Go through the listing below, count the lines that contain "JSON", and state the number alone.

■ **Input for this task**
+---+
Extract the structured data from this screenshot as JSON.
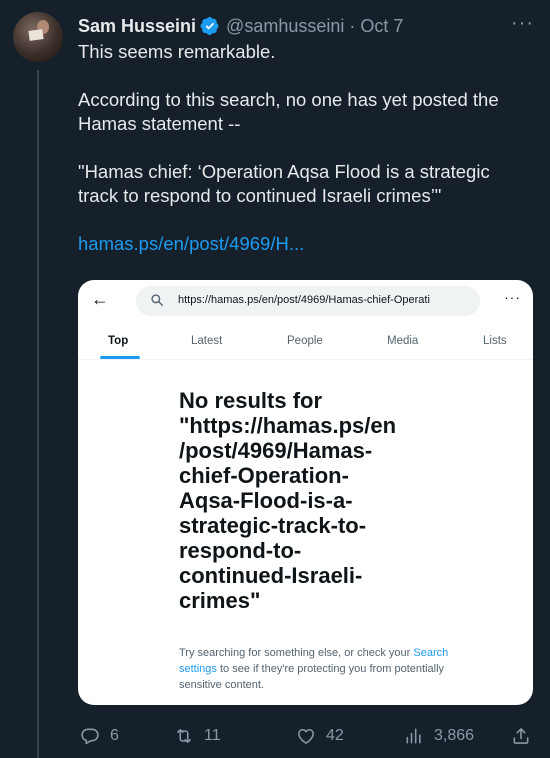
{
  "tweet": {
    "author_name": "Sam Husseini",
    "handle": "@samhusseini",
    "separator": "·",
    "date": "Oct 7",
    "more_label": "···",
    "paragraphs": [
      "This seems remarkable.",
      "According to this search, no one has yet posted the Hamas statement --",
      "\"Hamas chief: ‘Operation Aqsa Flood is a strategic track to respond to continued Israeli crimes’\""
    ],
    "link_text": "hamas.ps/en/post/4969/H..."
  },
  "embedded": {
    "back_label": "←",
    "search_value": "https://hamas.ps/en/post/4969/Hamas-chief-Operati",
    "more_label": "···",
    "tabs": [
      {
        "label": "Top",
        "active": true
      },
      {
        "label": "Latest",
        "active": false
      },
      {
        "label": "People",
        "active": false
      },
      {
        "label": "Media",
        "active": false
      },
      {
        "label": "Lists",
        "active": false
      }
    ],
    "no_results_heading": "No results for \"https://hamas.ps/en/post/4969/Hamas-chief-Operation-Aqsa-Flood-is-a-strategic-track-to-respond-to-continued-Israeli-crimes\"",
    "no_results_lines": [
      "No results for",
      "\"https://hamas.ps/en",
      "/post/4969/Hamas-",
      "chief-Operation-",
      "Aqsa-Flood-is-a-",
      "strategic-track-to-",
      "respond-to-",
      "continued-Israeli-",
      "crimes\""
    ],
    "sub_before": "Try searching for something else, or check your",
    "sub_link": "Search settings",
    "sub_after": "to see if they're protecting you from potentially sensitive content."
  },
  "actions": {
    "replies": "6",
    "retweets": "11",
    "likes": "42",
    "views": "3,866"
  },
  "colors": {
    "background": "#15202b",
    "accent": "#1d9bf0",
    "muted": "#8b98a5"
  },
  "icons": [
    "verified-badge-icon",
    "reply-icon",
    "retweet-icon",
    "like-icon",
    "views-icon",
    "share-icon",
    "search-icon",
    "back-arrow-icon"
  ]
}
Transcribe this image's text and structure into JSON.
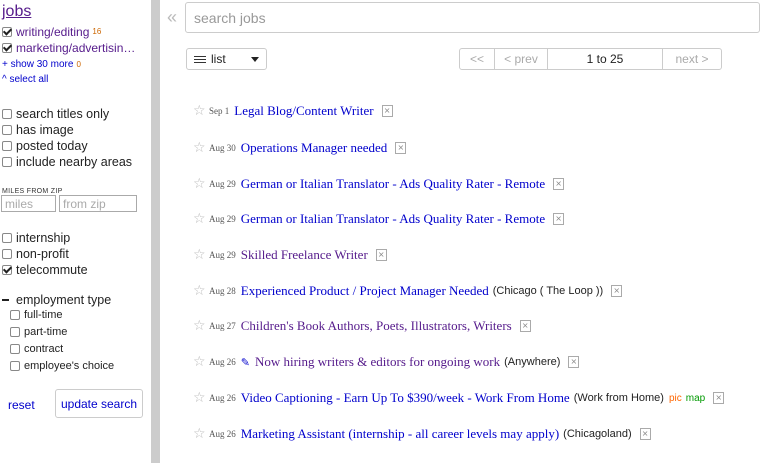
{
  "sidebar": {
    "category_title": "jobs",
    "categories": [
      {
        "label": "writing/editing",
        "count": "16",
        "checked": true
      },
      {
        "label": "marketing/advertisin…",
        "count": "",
        "checked": true
      }
    ],
    "show_more": "+ show 30 more",
    "show_more_count": "0",
    "select_all": "^ select all",
    "options": [
      {
        "label": "search titles only",
        "checked": false
      },
      {
        "label": "has image",
        "checked": false
      },
      {
        "label": "posted today",
        "checked": false
      },
      {
        "label": "include nearby areas",
        "checked": false
      }
    ],
    "miles_from_zip_label": "MILES FROM ZIP",
    "miles_placeholder": "miles",
    "zip_placeholder": "from zip",
    "job_types": [
      {
        "label": "internship",
        "checked": false
      },
      {
        "label": "non-profit",
        "checked": false
      },
      {
        "label": "telecommute",
        "checked": true
      }
    ],
    "employment_type_label": "employment type",
    "employment_types": [
      {
        "label": "full-time",
        "checked": false
      },
      {
        "label": "part-time",
        "checked": false
      },
      {
        "label": "contract",
        "checked": false
      },
      {
        "label": "employee's choice",
        "checked": false
      }
    ],
    "reset_label": "reset",
    "update_label": "update search"
  },
  "header": {
    "collapse_glyph": "«",
    "search_placeholder": "search jobs"
  },
  "toolbar": {
    "view_mode": "list",
    "pager": {
      "first": "<<",
      "prev": "< prev",
      "range": "1 to 25",
      "next": "next >"
    }
  },
  "results": [
    {
      "date": "Sep 1",
      "title": "Legal Blog/Content Writer",
      "hood": "",
      "pic": "",
      "map": "",
      "visited": false
    },
    {
      "date": "Aug 30",
      "title": "Operations Manager needed",
      "hood": "",
      "pic": "",
      "map": "",
      "visited": false
    },
    {
      "date": "Aug 29",
      "title": "German or Italian Translator - Ads Quality Rater - Remote",
      "hood": "",
      "pic": "",
      "map": "",
      "visited": false
    },
    {
      "date": "Aug 29",
      "title": "German or Italian Translator - Ads Quality Rater - Remote",
      "hood": "",
      "pic": "",
      "map": "",
      "visited": false
    },
    {
      "date": "Aug 29",
      "title": "Skilled Freelance Writer",
      "hood": "",
      "pic": "",
      "map": "",
      "visited": true
    },
    {
      "date": "Aug 28",
      "title": "Experienced Product / Project Manager Needed",
      "hood": "(Chicago ( The Loop ))",
      "pic": "",
      "map": "",
      "visited": false
    },
    {
      "date": "Aug 27",
      "title": "Children's Book Authors, Poets, Illustrators, Writers",
      "hood": "",
      "pic": "",
      "map": "",
      "visited": true
    },
    {
      "date": "Aug 26",
      "title": "Now hiring writers & editors for ongoing work",
      "hood": "(Anywhere)",
      "pic": "",
      "map": "",
      "visited": true,
      "pencil": true
    },
    {
      "date": "Aug 26",
      "title": "Video Captioning - Earn Up To $390/week - Work From Home",
      "hood": "(Work from Home)",
      "pic": "pic",
      "map": "map",
      "visited": false
    },
    {
      "date": "Aug 26",
      "title": "Marketing Assistant (internship - all career levels may apply)",
      "hood": "(Chicagoland)",
      "pic": "",
      "map": "",
      "visited": false
    }
  ]
}
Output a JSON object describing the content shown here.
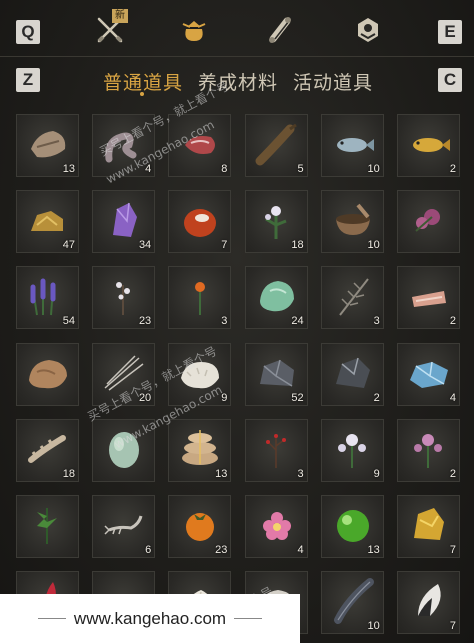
{
  "keys": {
    "left_top": "Q",
    "right_top": "E",
    "left_sub": "Z",
    "right_sub": "C"
  },
  "top_tabs": [
    {
      "icon": "crossed-swords-icon",
      "badge": "新"
    },
    {
      "icon": "pouch-icon",
      "active": true
    },
    {
      "icon": "scroll-icon"
    },
    {
      "icon": "medal-icon"
    }
  ],
  "sub_tabs": [
    "普通道具",
    "养成材料",
    "活动道具"
  ],
  "items": [
    {
      "icon": "wood-bark-icon",
      "qty": "13"
    },
    {
      "icon": "snake-skin-icon",
      "qty": "4"
    },
    {
      "icon": "raw-meat-icon",
      "qty": "8"
    },
    {
      "icon": "catfish-icon",
      "qty": "5"
    },
    {
      "icon": "silver-fish-icon",
      "qty": "10"
    },
    {
      "icon": "golden-carp-icon",
      "qty": "2"
    },
    {
      "icon": "gold-ore-icon",
      "qty": "47"
    },
    {
      "icon": "amethyst-icon",
      "qty": "34"
    },
    {
      "icon": "red-agate-icon",
      "qty": "7"
    },
    {
      "icon": "white-flower-herb-icon",
      "qty": "18"
    },
    {
      "icon": "mortar-icon",
      "qty": "10"
    },
    {
      "icon": "purple-flower-icon",
      "qty": ""
    },
    {
      "icon": "lavender-icon",
      "qty": "54"
    },
    {
      "icon": "white-blossom-icon",
      "qty": "23"
    },
    {
      "icon": "orange-flower-icon",
      "qty": "3"
    },
    {
      "icon": "jade-stone-icon",
      "qty": "24"
    },
    {
      "icon": "feather-grass-icon",
      "qty": "3"
    },
    {
      "icon": "meat-slices-icon",
      "qty": "2"
    },
    {
      "icon": "brown-rock-icon",
      "qty": ""
    },
    {
      "icon": "needles-icon",
      "qty": "20"
    },
    {
      "icon": "white-fur-icon",
      "qty": "9"
    },
    {
      "icon": "dark-ore-icon",
      "qty": "52"
    },
    {
      "icon": "obsidian-icon",
      "qty": "2"
    },
    {
      "icon": "blue-crystal-icon",
      "qty": "4"
    },
    {
      "icon": "bone-icon",
      "qty": "18"
    },
    {
      "icon": "jade-egg-icon",
      "qty": ""
    },
    {
      "icon": "rice-bags-icon",
      "qty": "13"
    },
    {
      "icon": "red-berry-branch-icon",
      "qty": "3"
    },
    {
      "icon": "white-chrysanthemum-icon",
      "qty": "9"
    },
    {
      "icon": "pink-chrysanthemum-icon",
      "qty": "2"
    },
    {
      "icon": "green-herb-icon",
      "qty": ""
    },
    {
      "icon": "scorpion-icon",
      "qty": "6"
    },
    {
      "icon": "persimmon-icon",
      "qty": "23"
    },
    {
      "icon": "pink-flower-icon",
      "qty": "4"
    },
    {
      "icon": "green-orb-icon",
      "qty": "13"
    },
    {
      "icon": "gold-nugget-icon",
      "qty": "7"
    },
    {
      "icon": "red-plume-icon",
      "qty": ""
    },
    {
      "icon": "empty-icon",
      "qty": ""
    },
    {
      "icon": "white-tuft-icon",
      "qty": ""
    },
    {
      "icon": "grey-stone-icon",
      "qty": ""
    },
    {
      "icon": "dark-feather-icon",
      "qty": "10"
    },
    {
      "icon": "black-white-feather-icon",
      "qty": "7"
    }
  ],
  "watermark": {
    "text1": "买号上看个号，就上看个号",
    "url": "www.kangehao.com",
    "logo_text": "看个号"
  },
  "footer": {
    "url": "www.kangehao.com"
  }
}
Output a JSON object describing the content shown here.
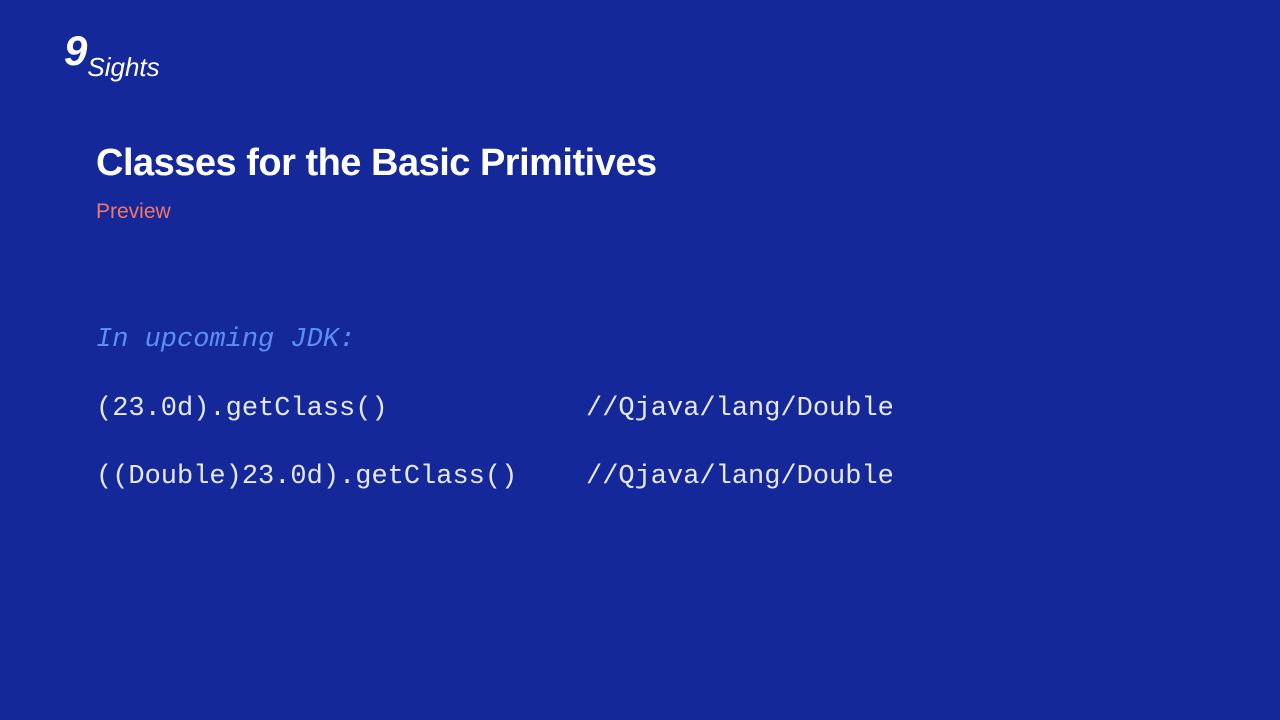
{
  "logo": {
    "nine": "9",
    "text": "Sights"
  },
  "title": "Classes for the Basic Primitives",
  "tag": "Preview",
  "code": {
    "lead_comment": "In upcoming JDK:",
    "rows": [
      {
        "expr": "(23.0d).getClass()",
        "comment": "//Qjava/lang/Double"
      },
      {
        "expr": "((Double)23.0d).getClass()",
        "comment": "//Qjava/lang/Double"
      }
    ]
  }
}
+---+
■ **Output of the exercise**
4